While some see probate as a necessary evil, there are ways to avoid this time-consuming and expensive process. And if you do it correctly, you can also ease the stress on your loved ones as well. Here’s a few ways to bypass probate.
A Revocable Living Trust is the most effective way for your family to avoid probate after your death. You can place all of your holdings into your trust, and during your life you will be the trustee. At your death, your trust will pass to your chosen heirs. This document, when properly maintained, allows all property included in it to skip the lengthy process of probate.
Did you know that you can make your banking and retirement accounts “payable on death”? Payable-on-death designations on your banking accounts allow you to designate a beneficiary to receive that particular asset. This allows your money to go straight to your loved ones without passing through the court system.

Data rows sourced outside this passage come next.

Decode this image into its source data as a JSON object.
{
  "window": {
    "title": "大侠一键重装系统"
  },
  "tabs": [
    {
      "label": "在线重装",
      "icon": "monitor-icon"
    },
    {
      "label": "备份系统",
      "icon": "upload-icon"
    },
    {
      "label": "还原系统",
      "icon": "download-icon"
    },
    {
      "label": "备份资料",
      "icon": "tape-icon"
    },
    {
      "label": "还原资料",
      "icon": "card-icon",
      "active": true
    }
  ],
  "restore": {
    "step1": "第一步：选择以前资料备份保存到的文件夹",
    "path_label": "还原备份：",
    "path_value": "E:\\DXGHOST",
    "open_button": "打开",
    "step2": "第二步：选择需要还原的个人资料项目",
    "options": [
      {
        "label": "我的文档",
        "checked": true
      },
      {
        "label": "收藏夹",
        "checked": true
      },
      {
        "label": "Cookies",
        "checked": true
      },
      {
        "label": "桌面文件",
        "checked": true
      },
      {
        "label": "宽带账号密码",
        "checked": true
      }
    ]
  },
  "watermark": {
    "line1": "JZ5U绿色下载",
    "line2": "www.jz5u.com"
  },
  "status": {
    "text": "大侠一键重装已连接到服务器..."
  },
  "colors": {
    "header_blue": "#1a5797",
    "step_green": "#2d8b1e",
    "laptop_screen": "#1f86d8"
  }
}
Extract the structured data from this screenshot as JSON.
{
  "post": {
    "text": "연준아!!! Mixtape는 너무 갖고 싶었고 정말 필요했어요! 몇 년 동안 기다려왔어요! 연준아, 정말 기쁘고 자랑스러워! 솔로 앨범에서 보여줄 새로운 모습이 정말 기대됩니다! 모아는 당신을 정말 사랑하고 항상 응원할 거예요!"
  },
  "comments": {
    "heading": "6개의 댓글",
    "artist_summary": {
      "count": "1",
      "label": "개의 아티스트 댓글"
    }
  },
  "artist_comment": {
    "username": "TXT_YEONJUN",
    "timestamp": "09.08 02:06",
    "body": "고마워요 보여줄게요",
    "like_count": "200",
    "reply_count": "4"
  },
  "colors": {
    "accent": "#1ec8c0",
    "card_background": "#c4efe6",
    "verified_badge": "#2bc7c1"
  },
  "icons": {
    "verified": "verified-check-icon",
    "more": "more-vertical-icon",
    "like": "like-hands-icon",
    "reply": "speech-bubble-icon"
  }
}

Depending on how joint property is documented, the remaining property owner may be able to evade probate at the death of the other owner. Joint tenancy with rights of survivorship is one way to allow a piece of property to pass straight to the surviving property owner. Tenancy by the entirety is a version of survivorship joint tenancy for married couples or in some states for same-sex couples. Both of these options may be used in common law states. In community property states, the designation of community property with the right of survivorship is used to skirt probate.
Gifting pieces of your estate during your lifetime is another way to pass it to your heirs without probate and also to help your loved ones avoid hefty taxes. You can gift up to a certain amount of your property to your family members each year – $13,000 in 2010 – without them having to pay taxes on it. When they already own the property at the time of your death, it cannot be included in the probate process or your estate taxes.
Attorney at Law